OKLAHOMA CITY — Oklahoma Railway Museum co-founder and chief mechanic Jim Murray dreamed of a day when a coal-fired steam locomotive would pull passengers from the museum's Oakwood Depot through Lincoln Park Golf Course in northeastern Oklahoma City. That vision was realized the past two weekends when Gramling Locomotive Works’ Flagg Coal Co. #75 engine made a stop in Oklahoma City to give fans an opportunity to experience a coal-fired engine in person.
Steam train rides were offered at multiple times over the two weekends, with special rides on Fridays for train enthusiasts to operate the engine under the supervision of a certified engineer.
Jim Murray did not see his dream fulfilled. Murray died May 6, 2013, almost one year prior.
Greg Hall, director of Museum Activities and city of Norman street superintendent, along with other museum members, wanted to ensure Murray's daughter had the opportunity to drive the train. Anne Murray Chilton works as an administrative assistant for the museum two days a week.
“She does so much for the museum and she's always working, doing paperwork, paperwork, paperwork. We just wanted her to have some fun,” Hall said.
On Friday, Chilton drove the engine under Hall’s supervision, with her mother Anne Murray in the cab and her father's ashes resting atop the coal bin. Chilton ran the locomotive for 30 minutes, adjusting the throttle, blowing the whistle, keeping an eye on boiler pressure and constantly smiling.

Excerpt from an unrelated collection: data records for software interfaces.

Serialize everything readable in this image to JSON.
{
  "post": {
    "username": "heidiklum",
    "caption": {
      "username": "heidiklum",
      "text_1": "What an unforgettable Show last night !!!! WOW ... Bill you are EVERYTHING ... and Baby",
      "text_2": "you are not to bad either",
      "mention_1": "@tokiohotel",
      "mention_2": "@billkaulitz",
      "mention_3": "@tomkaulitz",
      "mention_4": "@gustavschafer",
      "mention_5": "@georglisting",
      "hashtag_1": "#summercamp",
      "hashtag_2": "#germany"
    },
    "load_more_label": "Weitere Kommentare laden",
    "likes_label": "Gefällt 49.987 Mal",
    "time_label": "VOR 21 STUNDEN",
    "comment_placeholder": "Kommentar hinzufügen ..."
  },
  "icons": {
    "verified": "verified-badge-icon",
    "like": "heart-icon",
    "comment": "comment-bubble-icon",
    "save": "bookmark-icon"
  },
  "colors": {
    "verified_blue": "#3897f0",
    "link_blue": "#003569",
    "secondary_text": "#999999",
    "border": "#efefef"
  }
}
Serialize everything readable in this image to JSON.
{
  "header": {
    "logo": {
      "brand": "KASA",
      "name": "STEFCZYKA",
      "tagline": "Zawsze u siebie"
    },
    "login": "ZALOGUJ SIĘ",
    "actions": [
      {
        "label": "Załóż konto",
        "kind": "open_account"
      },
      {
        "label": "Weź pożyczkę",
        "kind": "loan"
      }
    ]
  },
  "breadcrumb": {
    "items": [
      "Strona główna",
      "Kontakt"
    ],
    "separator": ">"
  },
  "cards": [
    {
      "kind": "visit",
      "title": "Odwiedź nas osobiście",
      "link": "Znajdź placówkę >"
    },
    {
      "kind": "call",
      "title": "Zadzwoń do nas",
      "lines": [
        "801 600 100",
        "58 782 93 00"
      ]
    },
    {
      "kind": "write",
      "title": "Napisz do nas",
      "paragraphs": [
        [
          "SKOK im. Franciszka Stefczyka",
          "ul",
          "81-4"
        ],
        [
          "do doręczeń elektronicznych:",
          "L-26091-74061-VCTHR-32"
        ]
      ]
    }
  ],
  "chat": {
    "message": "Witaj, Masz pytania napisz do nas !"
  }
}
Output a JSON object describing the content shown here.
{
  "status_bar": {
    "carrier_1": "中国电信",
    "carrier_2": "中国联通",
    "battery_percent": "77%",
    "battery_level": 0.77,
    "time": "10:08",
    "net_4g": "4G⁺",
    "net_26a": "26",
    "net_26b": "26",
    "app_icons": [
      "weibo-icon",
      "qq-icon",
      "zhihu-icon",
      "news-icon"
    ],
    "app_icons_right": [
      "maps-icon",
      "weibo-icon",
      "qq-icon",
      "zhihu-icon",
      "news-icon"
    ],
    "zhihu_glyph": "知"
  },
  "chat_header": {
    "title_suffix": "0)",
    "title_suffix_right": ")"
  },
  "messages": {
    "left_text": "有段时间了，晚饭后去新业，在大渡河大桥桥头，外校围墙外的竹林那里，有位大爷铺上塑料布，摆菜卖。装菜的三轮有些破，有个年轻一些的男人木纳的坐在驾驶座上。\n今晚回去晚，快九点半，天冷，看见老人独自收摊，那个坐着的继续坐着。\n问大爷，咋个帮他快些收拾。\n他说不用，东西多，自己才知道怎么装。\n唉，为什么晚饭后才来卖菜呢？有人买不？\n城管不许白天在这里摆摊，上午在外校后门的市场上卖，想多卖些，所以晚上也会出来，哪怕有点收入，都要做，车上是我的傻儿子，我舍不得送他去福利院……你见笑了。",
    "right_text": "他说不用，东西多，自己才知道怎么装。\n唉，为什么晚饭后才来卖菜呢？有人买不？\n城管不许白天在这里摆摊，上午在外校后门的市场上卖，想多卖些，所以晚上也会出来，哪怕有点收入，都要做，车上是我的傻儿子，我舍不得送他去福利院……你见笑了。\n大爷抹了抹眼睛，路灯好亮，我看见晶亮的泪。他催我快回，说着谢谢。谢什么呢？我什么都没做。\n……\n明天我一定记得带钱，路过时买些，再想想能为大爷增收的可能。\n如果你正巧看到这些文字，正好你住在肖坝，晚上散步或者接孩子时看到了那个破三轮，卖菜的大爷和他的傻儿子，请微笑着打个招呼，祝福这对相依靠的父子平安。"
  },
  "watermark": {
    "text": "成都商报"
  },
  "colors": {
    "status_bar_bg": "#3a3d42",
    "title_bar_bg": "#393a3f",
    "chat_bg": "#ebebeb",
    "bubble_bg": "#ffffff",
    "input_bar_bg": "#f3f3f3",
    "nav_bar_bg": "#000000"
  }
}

“That was great, that was awesome,” Chilton said after climbing down from the train.
Gramling Locomotive Works of Ashley, Ind. transports the Flagg Coal Co. #75 around the nation by truck to railroad museums for steam engine events.
“It's a father-son hobby that's kinda gotten out of hand,” Barney Gramling said of he and his father, John, touring America and giving rides to train enthusiasts.